Chapter 4 focuses on Smith’s critical engagement with Frazer and Eliade, “founding fathers” in religious studies. Lehrich first surveys Smith’s unpublished dissertation, “The Glory, Jest and Riddle: James George Frazer and The Golden Bough” (1969). This is an interesting choice, given this volume’s introductory nature and the fact that this unpublished dissertation falls outside the commonly read canon of Smith’s work. Smith asserts that Frazer both misread his sources and further had no actual method. Thus, “He offers no answer to the question, how shall we compare?” (81). The chapter continues by tracing Smith’s work vis-à-vis Eliade chronologically. Lehrich shows us a more nuanced reading of Eliade than the “received Smith” is known to have; in fact, Lehrich suggests, we are the ones who have imagined Eliade and Smith as diametric opposites. In reality, Lehrich argues, Smith was much more sympathetic to Eliade’s focus on generality and comparison while still critical of Eliade’s ahistorical method and crypto-theological output.

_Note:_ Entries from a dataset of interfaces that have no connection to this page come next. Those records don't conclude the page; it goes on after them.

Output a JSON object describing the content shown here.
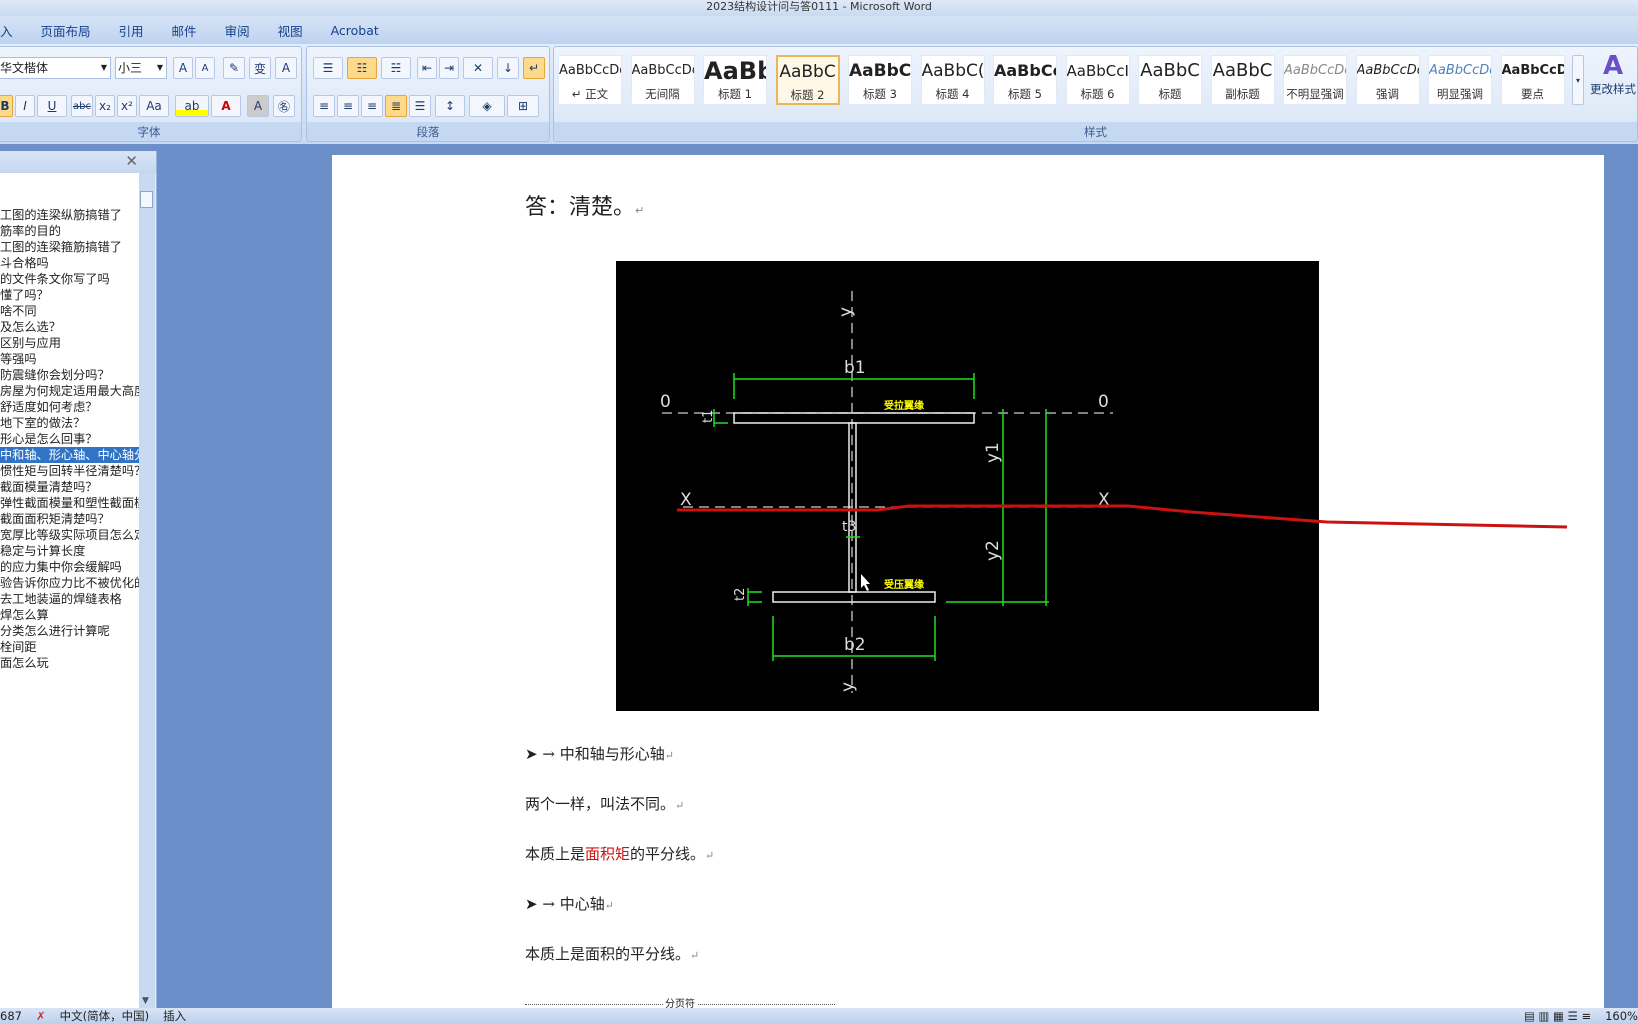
{
  "window": {
    "title": "2023结构设计问与答0111 - Microsoft Word"
  },
  "tabs": [
    "入",
    "页面布局",
    "引用",
    "邮件",
    "审阅",
    "视图",
    "Acrobat"
  ],
  "ribbon": {
    "font": {
      "name": "华文楷体",
      "size": "小三",
      "label": "字体"
    },
    "paragraph": {
      "label": "段落"
    },
    "styles": {
      "label": "样式",
      "change_label": "更改样式",
      "items": [
        {
          "preview": "AaBbCcDd",
          "name": "↵ 正文"
        },
        {
          "preview": "AaBbCcDc",
          "name": "无间隔"
        },
        {
          "preview": "AaBb",
          "name": "标题 1"
        },
        {
          "preview": "AaBbC",
          "name": "标题 2",
          "selected": true
        },
        {
          "preview": "AaBbC(",
          "name": "标题 3"
        },
        {
          "preview": "AaBbC(",
          "name": "标题 4"
        },
        {
          "preview": "AaBbCc",
          "name": "标题 5"
        },
        {
          "preview": "AaBbCcI",
          "name": "标题 6"
        },
        {
          "preview": "AaBbC",
          "name": "标题"
        },
        {
          "preview": "AaBbC",
          "name": "副标题"
        },
        {
          "preview": "AaBbCcDd",
          "name": "不明显强调"
        },
        {
          "preview": "AaBbCcDd",
          "name": "强调"
        },
        {
          "preview": "AaBbCcDd",
          "name": "明显强调"
        },
        {
          "preview": "AaBbCcDd",
          "name": "要点"
        }
      ]
    }
  },
  "nav": {
    "items": [
      "工图的连梁纵筋搞错了",
      "筋率的目的",
      "工图的连梁箍筋搞错了",
      "斗合格吗",
      "的文件条文你写了吗",
      "懂了吗？",
      "啥不同",
      "及怎么选？",
      "区别与应用",
      "等强吗",
      "防震缝你会划分吗？",
      "房屋为何规定适用最大高度",
      "舒适度如何考虑？",
      "地下室的做法？",
      "形心是怎么回事？",
      "中和轴、形心轴、中心轴分",
      "惯性矩与回转半径清楚吗？",
      "截面模量清楚吗？",
      "弹性截面模量和塑性截面模",
      "截面面积矩清楚吗？",
      "宽厚比等级实际项目怎么定",
      "稳定与计算长度",
      "的应力集中你会缓解吗",
      "验告诉你应力比不被优化的",
      "去工地装逼的焊缝表格",
      "焊怎么算",
      "分类怎么进行计算呢",
      "栓间距",
      "面怎么玩"
    ],
    "selected_index": 15
  },
  "doc": {
    "answer": "答：清楚。",
    "figure": {
      "labels": {
        "y": "y",
        "b1": "b1",
        "b2": "b2",
        "o": "0",
        "x": "X",
        "t1": "t1",
        "t2": "t2",
        "t3": "t3",
        "y1": "y1",
        "y2": "y2",
        "tension": "受拉翼缘",
        "compression": "受压翼缘"
      }
    },
    "h1": "中和轴与形心轴",
    "p1": "两个一样，叫法不同。",
    "p2_pre": "本质上是",
    "p2_red": "面积矩",
    "p2_post": "的平分线。",
    "h2": "中心轴",
    "p3": "本质上是面积的平分线。",
    "page_break": "分页符"
  },
  "status": {
    "words": "687",
    "language": "中文(简体，中国)",
    "mode": "插入",
    "zoom": "160%"
  },
  "colors": {
    "annotation": "#cc1111",
    "dimension": "#22dd22",
    "label": "#ffff00"
  }
}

Chapter 5 deals with Smith’s outspoken criticism of the field which, Lehrich explains, has been both widely celebrated and severely misunderstood. Smith’s most direct criticism is reserved for scholars’ movement away from religious studies as an enterprise, the abandonment of any search for a uniting method or paradigm for the field, and the subsequent “localization” of scholars into (seemingly) distinct and disparate area studies corners (114). Smith criticized this isolating migration because it prevented any further development of understanding religion or religions broadly construed. Instead, each area has become fascinated with their data qua data.
Chapter 6 focuses on “incongruity” and “difference,” tracing the use of these terms throughout Smith’s career to understand what he might mean by them. What emerges is a picture of a scholar who, exceptionally well read in both breadth and depth, used disparate data in his comparative method to critically examine accepted assumptions and categories (e.g. religion, religions, ritual, myth), thus showing that the politics and discursive practices of the status quo have damaged the scholarly enterprise. This picture, (re)constructed for us by Lehrich, reminds us how important it is to critically engage with Smith’s corpus as a whole, rather than cherry picking our way through his oeuvre on the lookout for delightful bits which beef up our argument at an opportune time.
The reader of this volume will come away well-acquainted with Smith, through both his oft-read and rarely considered works. For this Lehrich deserves significant credit. The arduous task of distilling as wide-ranging and idiosyncratic a scholar as Smith while preserving the nuance, thrust, and chronological development of his thought and argument has been accomplished in this introductory text. By exploring Smith’s “paradoxical status as both enfant terrible and elder statesman” (111) within the field, Lehrich has not bowed to the temptation to “imagine” Smith, nor to further reify his mythical status in the field. Rather, he critically considers the full corpus of Smith’s work, bringing fresh ideas to devoted readers of Smith and a welcome, even-handed introduction to first timers. The field is all the better for Lehrich’s well-written and researched volume.
Adam T. DeSchriver is Fulbright MA Fellow in Islamic and Middle Eastern Studies at Hebrew University of Jerusalem.Adam DeSchriverDate Of Review:April 4, 2022